The Great Law of Peace, Gayanesshagowa, is the result of an agreement between the original five nations: the Mohawk, the Oneida, the Onondaga, the Cayuga, and the Seneca who formed the Haudenosaunee Confederacy. When the leaders of the five nations of the confederacy agreed to form their alliance, they met beneath the sheltering branches of an eastern white pine tree (Pinus strobus), which became known as the Great Tree of Peace.
The Great Law of Peace guides the Haudenosaunee to strive for unity and to reach consensus on important decisions that benefit each nation as well as the entire Haudenosaunee Confederacy. Underscoring the guide is the philosophy that cultivating healthy minds in individuals contributes to the health and vitality of the larger community, which is essential to peace.
A veritable giant in the landscape, the eastern white pine is the tallest tree in the Northeastern U.S. and can reach heights of 150 feet or more, given the right conditions. Trunks can obtain hefty girths up to 4 feet in diameter in older trees. Tiers of horizontal branches extend from the straight trunks and bear silky, 3-to-5 inch-long bluish-green, filament-like needles that are attached in bundles of five needles. The five-clustered needles are representative of the five original Haudenosaunee nations.
Lifespans of at least 200 years have been reported in current times, and a few trees are known to be over 400 years! Old-growth white pine forests were abundant throughout the northeastern U.S. but were over-harvested during the 18th and 19th centuries for their valuable timber.
White pine is found throughout Cornell Botanic Gardens’ natural areas, F.R. Newman Arboretum, and areas around the Nevin Welcome Center.
Standing beneath these trees reminded me of one of the fundamental tenants in the Haudenosaunee culture—that humans are in partnership with non-human species within a complex ecosystem, and through conscious collaboration and respect, the balance of the natural world can be sustained. This relationship is acknowledged in of the “Words Before All Else.” The address gives thanks to all living things and is recited at the beginning of community gatherings and events. Here you can listen to a portion of the “Words Before All Else” spoken in the native language of the Gayogo̱hó꞉nǫ’ (Cayuga) people of the Haudenosaunee Confederacy by Steve Henhawk, a Cayuga speaker and historian.
The words express gratitude to all beings, such as animals, birds, fish, lakes, rivers, mountains, sun, moon, and stars, corn, beans, and squash, berries, medicinal plants, and so forth. They serve to remind the Haudenosaunee—and all of us—of our inseparable connection to nature and each other.

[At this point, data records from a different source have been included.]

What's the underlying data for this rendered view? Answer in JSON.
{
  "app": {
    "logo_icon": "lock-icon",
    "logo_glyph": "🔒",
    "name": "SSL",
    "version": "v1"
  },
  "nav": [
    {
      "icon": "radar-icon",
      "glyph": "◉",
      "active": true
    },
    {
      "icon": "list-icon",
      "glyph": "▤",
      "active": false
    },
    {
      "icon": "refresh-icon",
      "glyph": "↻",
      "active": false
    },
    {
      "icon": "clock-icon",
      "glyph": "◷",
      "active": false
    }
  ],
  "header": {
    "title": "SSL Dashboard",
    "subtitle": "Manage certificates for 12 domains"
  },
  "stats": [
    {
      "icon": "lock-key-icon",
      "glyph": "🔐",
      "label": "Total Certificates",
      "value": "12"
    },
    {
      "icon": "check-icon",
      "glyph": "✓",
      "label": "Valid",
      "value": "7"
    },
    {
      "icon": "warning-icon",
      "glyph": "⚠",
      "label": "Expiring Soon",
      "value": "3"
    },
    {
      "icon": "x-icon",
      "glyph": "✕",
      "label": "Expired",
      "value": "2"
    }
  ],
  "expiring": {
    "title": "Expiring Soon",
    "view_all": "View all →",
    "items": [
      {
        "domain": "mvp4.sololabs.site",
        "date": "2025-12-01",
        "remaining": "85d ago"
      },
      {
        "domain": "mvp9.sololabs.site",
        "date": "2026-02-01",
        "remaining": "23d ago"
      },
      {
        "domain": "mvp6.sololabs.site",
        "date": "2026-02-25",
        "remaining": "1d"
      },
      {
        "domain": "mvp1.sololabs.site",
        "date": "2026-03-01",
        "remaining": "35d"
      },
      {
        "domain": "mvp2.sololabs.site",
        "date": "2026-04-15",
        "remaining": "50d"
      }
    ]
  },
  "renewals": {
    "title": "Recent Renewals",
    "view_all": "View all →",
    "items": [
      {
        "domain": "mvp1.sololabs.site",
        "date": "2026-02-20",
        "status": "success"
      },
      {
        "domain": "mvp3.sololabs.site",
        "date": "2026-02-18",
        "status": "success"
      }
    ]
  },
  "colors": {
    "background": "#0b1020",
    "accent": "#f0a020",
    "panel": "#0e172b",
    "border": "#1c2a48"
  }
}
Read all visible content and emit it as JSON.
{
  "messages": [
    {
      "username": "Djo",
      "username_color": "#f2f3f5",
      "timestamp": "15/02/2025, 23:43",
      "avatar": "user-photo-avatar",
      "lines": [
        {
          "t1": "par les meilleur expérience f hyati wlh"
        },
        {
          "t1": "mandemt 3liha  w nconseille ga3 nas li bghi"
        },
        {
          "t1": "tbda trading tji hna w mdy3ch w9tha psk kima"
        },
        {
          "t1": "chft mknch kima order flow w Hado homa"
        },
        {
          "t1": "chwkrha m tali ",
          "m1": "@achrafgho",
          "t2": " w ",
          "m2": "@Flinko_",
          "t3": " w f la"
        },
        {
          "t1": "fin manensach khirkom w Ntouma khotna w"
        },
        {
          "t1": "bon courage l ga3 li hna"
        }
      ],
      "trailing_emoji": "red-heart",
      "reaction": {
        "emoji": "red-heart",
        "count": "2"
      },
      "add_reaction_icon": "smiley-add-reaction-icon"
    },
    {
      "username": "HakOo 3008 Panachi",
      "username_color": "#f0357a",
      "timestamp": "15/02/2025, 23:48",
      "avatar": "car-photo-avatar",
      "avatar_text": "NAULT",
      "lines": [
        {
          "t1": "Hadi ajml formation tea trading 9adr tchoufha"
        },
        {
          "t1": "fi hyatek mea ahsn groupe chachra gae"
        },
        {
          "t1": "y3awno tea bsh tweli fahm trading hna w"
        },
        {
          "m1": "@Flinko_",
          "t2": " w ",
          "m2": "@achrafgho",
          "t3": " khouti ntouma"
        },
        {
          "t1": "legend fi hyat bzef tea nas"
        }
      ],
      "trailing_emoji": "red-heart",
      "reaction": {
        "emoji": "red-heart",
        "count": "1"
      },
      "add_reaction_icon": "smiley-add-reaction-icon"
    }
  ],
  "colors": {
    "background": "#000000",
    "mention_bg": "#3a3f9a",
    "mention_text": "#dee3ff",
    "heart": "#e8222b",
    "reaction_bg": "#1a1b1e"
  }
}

Pam Shade is a horticulturist and educator at Cornell Botanic Gardens
The white pine is a powerful cultural symbol of peace to the Haudenosaunee.